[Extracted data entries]

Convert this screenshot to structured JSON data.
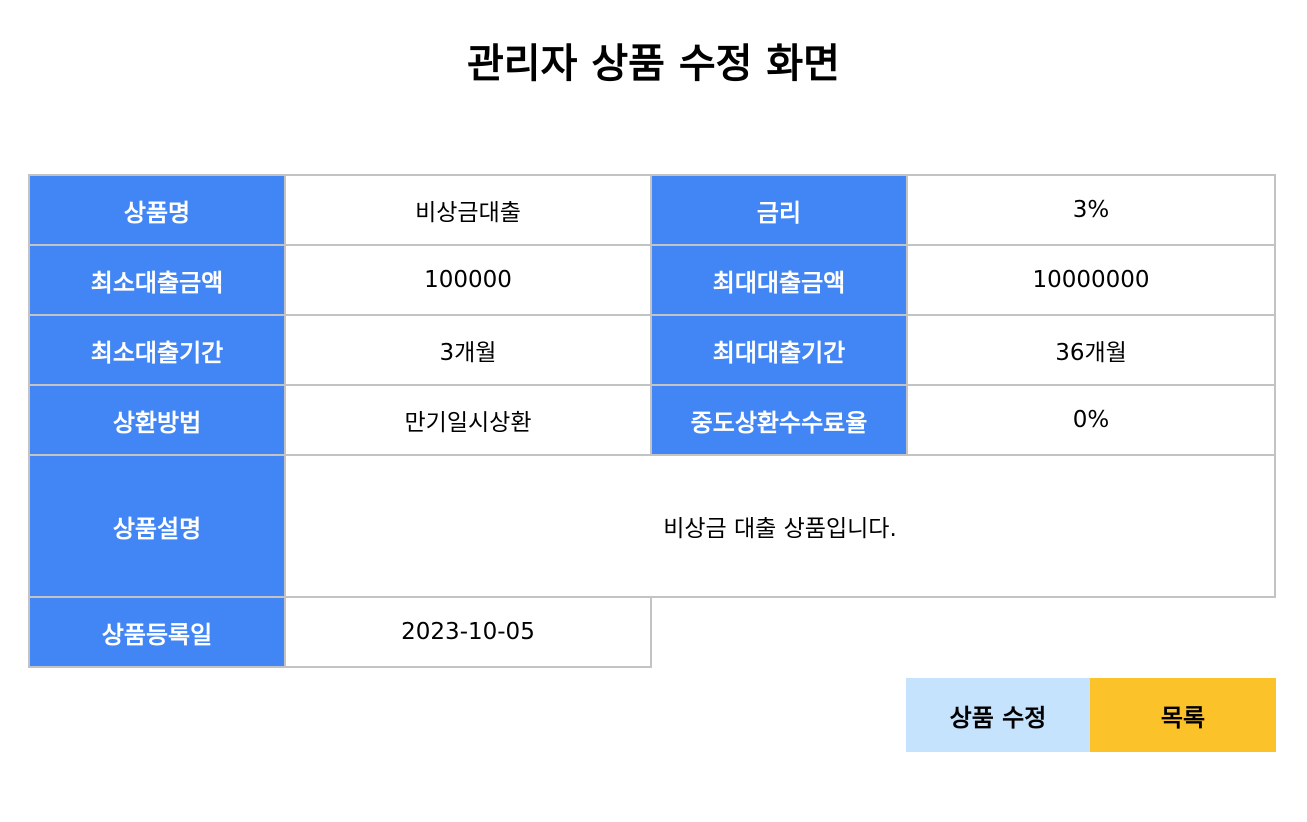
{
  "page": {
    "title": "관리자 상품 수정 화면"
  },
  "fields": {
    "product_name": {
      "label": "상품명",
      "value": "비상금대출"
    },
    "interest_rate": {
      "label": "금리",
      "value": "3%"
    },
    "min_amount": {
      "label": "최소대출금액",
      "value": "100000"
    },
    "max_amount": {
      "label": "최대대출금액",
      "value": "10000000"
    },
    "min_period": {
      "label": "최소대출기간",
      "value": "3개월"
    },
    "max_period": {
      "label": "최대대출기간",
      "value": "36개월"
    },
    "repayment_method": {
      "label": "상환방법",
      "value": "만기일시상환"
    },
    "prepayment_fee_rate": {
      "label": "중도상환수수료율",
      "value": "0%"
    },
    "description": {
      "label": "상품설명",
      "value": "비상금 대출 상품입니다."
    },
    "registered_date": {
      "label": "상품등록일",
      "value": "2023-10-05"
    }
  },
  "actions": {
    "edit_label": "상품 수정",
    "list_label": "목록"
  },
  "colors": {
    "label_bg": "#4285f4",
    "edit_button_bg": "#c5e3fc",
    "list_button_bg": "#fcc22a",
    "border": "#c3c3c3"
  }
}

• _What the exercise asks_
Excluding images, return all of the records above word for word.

• _Solved problem_
Convert this screenshot to structured JSON data.
{
  "page": {
    "title": "관리자 상품 수정 화면"
  },
  "fields": {
    "product_name": {
      "label": "상품명",
      "value": "비상금대출"
    },
    "interest_rate": {
      "label": "금리",
      "value": "3%"
    },
    "min_amount": {
      "label": "최소대출금액",
      "value": "100000"
    },
    "max_amount": {
      "label": "최대대출금액",
      "value": "10000000"
    },
    "min_period": {
      "label": "최소대출기간",
      "value": "3개월"
    },
    "max_period": {
      "label": "최대대출기간",
      "value": "36개월"
    },
    "repayment_method": {
      "label": "상환방법",
      "value": "만기일시상환"
    },
    "prepayment_fee_rate": {
      "label": "중도상환수수료율",
      "value": "0%"
    },
    "description": {
      "label": "상품설명",
      "value": "비상금 대출 상품입니다."
    },
    "registered_date": {
      "label": "상품등록일",
      "value": "2023-10-05"
    }
  },
  "actions": {
    "edit_label": "상품 수정",
    "list_label": "목록"
  },
  "colors": {
    "label_bg": "#4285f4",
    "edit_button_bg": "#c5e3fc",
    "list_button_bg": "#fcc22a",
    "border": "#c3c3c3"
  }
}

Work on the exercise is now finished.